WHAT THE TASK ASKS |
Wherever the word "Account" shows up in the data, report the line it sits in.

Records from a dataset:
....
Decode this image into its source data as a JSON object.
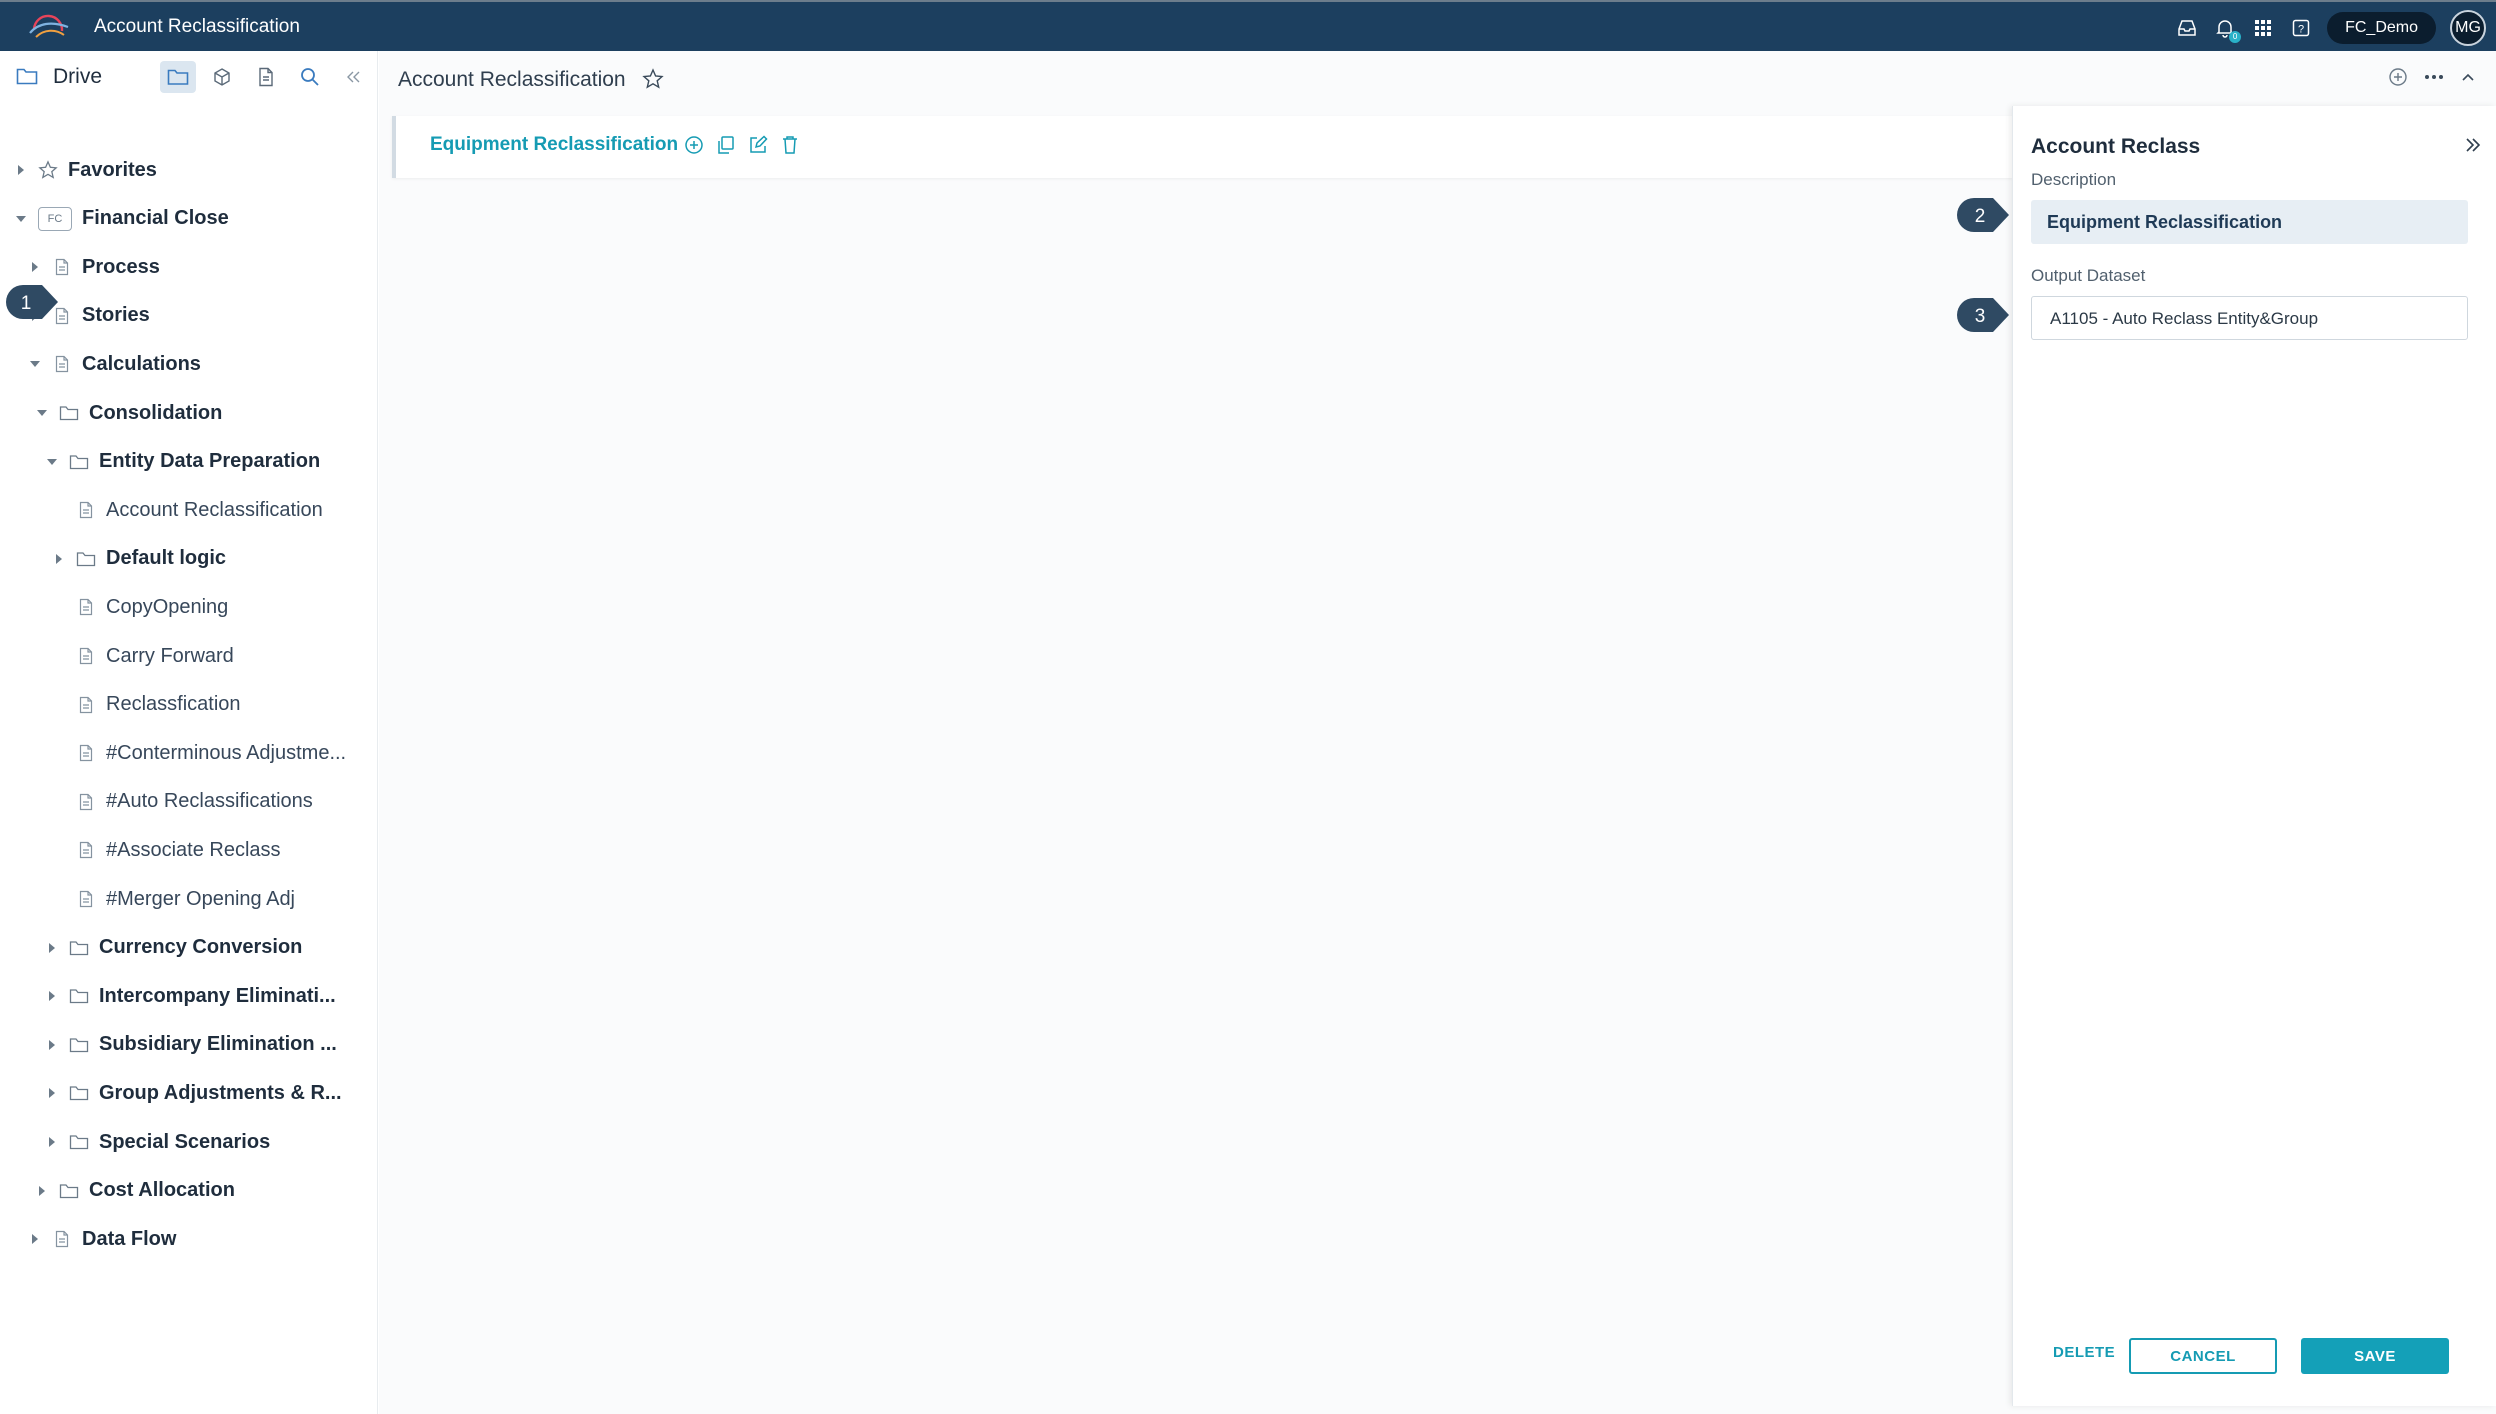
{
  "topbar": {
    "app_title": "Account Reclassification",
    "notification_count": "0",
    "tenant": "FC_Demo",
    "user_initials": "MG"
  },
  "sidebar": {
    "title": "Drive",
    "tree": [
      {
        "label": "Favorites",
        "type": "star",
        "depth": 0,
        "expanded": false,
        "bold": true
      },
      {
        "label": "Financial Close",
        "type": "chip",
        "chip": "FC",
        "depth": 0,
        "expanded": true,
        "bold": true
      },
      {
        "label": "Process",
        "type": "doc",
        "depth": 1,
        "expanded": false,
        "bold": true
      },
      {
        "label": "Stories",
        "type": "doc",
        "depth": 1,
        "expanded": false,
        "bold": true
      },
      {
        "label": "Calculations",
        "type": "doc",
        "depth": 1,
        "expanded": true,
        "bold": true
      },
      {
        "label": "Consolidation",
        "type": "folder",
        "depth": 2,
        "expanded": true,
        "bold": true
      },
      {
        "label": "Entity Data Preparation",
        "type": "folder",
        "depth": 3,
        "expanded": true,
        "bold": true
      },
      {
        "label": "Account Reclassification",
        "type": "doc",
        "depth": 4,
        "leaf": true,
        "bold": false
      },
      {
        "label": "Default logic",
        "type": "folder",
        "depth": 4,
        "expanded": false,
        "bold": true
      },
      {
        "label": "CopyOpening",
        "type": "doc",
        "depth": 4,
        "leaf": true,
        "bold": false
      },
      {
        "label": "Carry Forward",
        "type": "doc",
        "depth": 4,
        "leaf": true,
        "bold": false
      },
      {
        "label": "Reclassfication",
        "type": "doc",
        "depth": 4,
        "leaf": true,
        "bold": false
      },
      {
        "label": "#Conterminous Adjustme...",
        "type": "doc",
        "depth": 4,
        "leaf": true,
        "bold": false
      },
      {
        "label": "#Auto Reclassifications",
        "type": "doc",
        "depth": 4,
        "leaf": true,
        "bold": false
      },
      {
        "label": "#Associate Reclass",
        "type": "doc",
        "depth": 4,
        "leaf": true,
        "bold": false
      },
      {
        "label": "#Merger Opening Adj",
        "type": "doc",
        "depth": 4,
        "leaf": true,
        "bold": false
      },
      {
        "label": "Currency Conversion",
        "type": "folder",
        "depth": 3,
        "expanded": false,
        "bold": true
      },
      {
        "label": "Intercompany Eliminati...",
        "type": "folder",
        "depth": 3,
        "expanded": false,
        "bold": true
      },
      {
        "label": "Subsidiary Elimination  ...",
        "type": "folder",
        "depth": 3,
        "expanded": false,
        "bold": true
      },
      {
        "label": "Group Adjustments & R...",
        "type": "folder",
        "depth": 3,
        "expanded": false,
        "bold": true
      },
      {
        "label": "Special Scenarios",
        "type": "folder",
        "depth": 3,
        "expanded": false,
        "bold": true
      },
      {
        "label": "Cost Allocation",
        "type": "folder",
        "depth": 2,
        "expanded": false,
        "bold": true
      },
      {
        "label": "Data Flow",
        "type": "doc",
        "depth": 1,
        "expanded": false,
        "bold": true
      }
    ]
  },
  "main": {
    "title": "Account Reclassification",
    "card_title": "Equipment Reclassification"
  },
  "panel": {
    "title": "Account Reclass",
    "description_label": "Description",
    "description_value": "Equipment Reclassification",
    "output_label": "Output Dataset",
    "output_value": "A1105 - Auto Reclass Entity&Group",
    "delete_label": "DELETE",
    "cancel_label": "CANCEL",
    "save_label": "SAVE"
  },
  "callouts": [
    "1",
    "2",
    "3"
  ],
  "colors": {
    "topbar": "#1c3f5f",
    "accent": "#159bb3",
    "callout": "#2f4a63"
  }
}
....
YOUR RESPONSE |
    "app_title": "Account Reclassification",
        "label": "Account Reclassification",
    "title": "Account Reclassification",
    "title": "Account Reclass",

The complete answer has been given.